The World Car Awards jurors observed that, "The Leaf is the gateway to a brave new electric world from Nissan. This 5-seater, 5-door hatchback is the world’s first, purpose-built, mass-produced electric car. It has a range of over 100 miles on a full charge claims Nissan, takes around 8 hours to recharge using 220-240V power supply and produces zero tailpipe emissions. Its low center of gravity produced sharp turn-in with almost no body roll and no understeer. The good news? It feels just like a normal car, only quieter."
The World Car of the Year competition was launched in 2004, with winners chosen by a panel of automotive journalists from Asia, Europe and North America.
Nissan LEAF is available in Japan, the United States and select European markets and will be released in other global markets in 2012. The vehicle is currently built at Nissan’s Oppama, Japan plant. It also will be manufactured at the company’s Smyrna, Tenn., plant in the United States in late 2012 and at Nissan’s Sunderland plant in the United Kingdom by early 2013.
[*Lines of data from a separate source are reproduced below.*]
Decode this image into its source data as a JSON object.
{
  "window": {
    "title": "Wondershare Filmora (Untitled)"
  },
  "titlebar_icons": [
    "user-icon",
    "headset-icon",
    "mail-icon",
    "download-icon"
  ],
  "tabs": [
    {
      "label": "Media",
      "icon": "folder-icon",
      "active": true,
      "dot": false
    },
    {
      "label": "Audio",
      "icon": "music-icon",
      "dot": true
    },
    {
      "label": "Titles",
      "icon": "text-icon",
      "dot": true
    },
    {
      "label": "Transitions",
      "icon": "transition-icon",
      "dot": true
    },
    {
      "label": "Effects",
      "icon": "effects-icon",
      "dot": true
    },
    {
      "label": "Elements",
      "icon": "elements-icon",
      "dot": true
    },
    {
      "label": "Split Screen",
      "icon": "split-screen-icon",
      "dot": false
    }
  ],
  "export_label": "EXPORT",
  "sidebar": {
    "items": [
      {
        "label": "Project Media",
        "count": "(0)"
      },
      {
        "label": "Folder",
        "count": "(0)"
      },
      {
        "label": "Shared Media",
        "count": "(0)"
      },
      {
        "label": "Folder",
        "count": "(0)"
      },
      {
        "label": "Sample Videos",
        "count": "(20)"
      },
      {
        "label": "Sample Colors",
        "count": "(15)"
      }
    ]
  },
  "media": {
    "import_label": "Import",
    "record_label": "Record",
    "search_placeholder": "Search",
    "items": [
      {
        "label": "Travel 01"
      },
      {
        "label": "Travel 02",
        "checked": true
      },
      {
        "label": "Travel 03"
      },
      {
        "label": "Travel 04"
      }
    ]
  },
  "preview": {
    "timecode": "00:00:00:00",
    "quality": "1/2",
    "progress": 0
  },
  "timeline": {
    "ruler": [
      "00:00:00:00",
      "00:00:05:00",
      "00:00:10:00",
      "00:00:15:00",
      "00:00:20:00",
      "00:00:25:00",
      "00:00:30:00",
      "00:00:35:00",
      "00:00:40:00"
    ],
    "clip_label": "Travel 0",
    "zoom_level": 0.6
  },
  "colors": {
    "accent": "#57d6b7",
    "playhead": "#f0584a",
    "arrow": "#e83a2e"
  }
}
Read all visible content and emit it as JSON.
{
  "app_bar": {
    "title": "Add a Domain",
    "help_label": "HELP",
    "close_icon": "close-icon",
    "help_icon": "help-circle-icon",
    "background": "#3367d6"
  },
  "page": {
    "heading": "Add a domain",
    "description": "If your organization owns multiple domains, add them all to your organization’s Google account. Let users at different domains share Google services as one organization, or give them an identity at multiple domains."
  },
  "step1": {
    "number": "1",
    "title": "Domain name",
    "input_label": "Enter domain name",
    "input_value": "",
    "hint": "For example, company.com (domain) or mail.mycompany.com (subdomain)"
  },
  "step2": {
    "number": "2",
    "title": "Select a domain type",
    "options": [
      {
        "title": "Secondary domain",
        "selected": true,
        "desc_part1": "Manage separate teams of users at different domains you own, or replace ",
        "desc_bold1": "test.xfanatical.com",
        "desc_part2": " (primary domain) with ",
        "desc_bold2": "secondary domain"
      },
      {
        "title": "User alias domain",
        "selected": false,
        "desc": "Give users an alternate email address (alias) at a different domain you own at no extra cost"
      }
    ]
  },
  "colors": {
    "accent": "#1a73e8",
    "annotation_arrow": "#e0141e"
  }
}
Aiming to be the world leader in electric vehicles, Nissan, with its Alliance partner, Renault, has formed partnerships with more than 90 governments, cities and other organizations around the world not only to develop and produce electric cars and lithium-ion batteries but also to promote sustainable mobility.
Nissan is also taking a comprehensive approach to encourage to the world to more sustainable mobility such as improvement of charging service, infrastructure deployment, the promotion of the use of recycled materials and overall energy management system including second-life use of lithium-ion batteries.